> [TASK PROMPT]:
Exactly as written, print each of the entries.

> [Data records for software interfaces]:
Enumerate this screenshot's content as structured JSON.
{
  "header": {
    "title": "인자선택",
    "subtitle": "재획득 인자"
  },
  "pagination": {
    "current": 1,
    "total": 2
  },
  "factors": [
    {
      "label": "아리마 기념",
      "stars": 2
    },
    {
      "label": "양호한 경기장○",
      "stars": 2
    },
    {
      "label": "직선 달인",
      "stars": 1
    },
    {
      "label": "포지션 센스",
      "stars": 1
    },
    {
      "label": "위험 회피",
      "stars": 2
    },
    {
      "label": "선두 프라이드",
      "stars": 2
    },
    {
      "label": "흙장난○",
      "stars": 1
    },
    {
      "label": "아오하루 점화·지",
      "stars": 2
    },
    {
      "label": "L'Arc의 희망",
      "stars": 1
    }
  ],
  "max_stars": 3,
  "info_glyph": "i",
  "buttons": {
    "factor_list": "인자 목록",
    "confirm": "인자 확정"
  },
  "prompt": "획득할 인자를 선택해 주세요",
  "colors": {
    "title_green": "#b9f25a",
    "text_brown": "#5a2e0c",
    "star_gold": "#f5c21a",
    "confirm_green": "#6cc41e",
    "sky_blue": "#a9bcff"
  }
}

> [SOLUTION TO THIS TASK]:
Enumerate this screenshot's content as structured JSON.
{
  "header": {
    "title": "인자선택",
    "subtitle": "재획득 인자"
  },
  "pagination": {
    "current": 1,
    "total": 2
  },
  "factors": [
    {
      "label": "아리마 기념",
      "stars": 2
    },
    {
      "label": "양호한 경기장○",
      "stars": 2
    },
    {
      "label": "직선 달인",
      "stars": 1
    },
    {
      "label": "포지션 센스",
      "stars": 1
    },
    {
      "label": "위험 회피",
      "stars": 2
    },
    {
      "label": "선두 프라이드",
      "stars": 2
    },
    {
      "label": "흙장난○",
      "stars": 1
    },
    {
      "label": "아오하루 점화·지",
      "stars": 2
    },
    {
      "label": "L'Arc의 희망",
      "stars": 1
    }
  ],
  "max_stars": 3,
  "info_glyph": "i",
  "buttons": {
    "factor_list": "인자 목록",
    "confirm": "인자 확정"
  },
  "prompt": "획득할 인자를 선택해 주세요",
  "colors": {
    "title_green": "#b9f25a",
    "text_brown": "#5a2e0c",
    "star_gold": "#f5c21a",
    "confirm_green": "#6cc41e",
    "sky_blue": "#a9bcff"
  }
}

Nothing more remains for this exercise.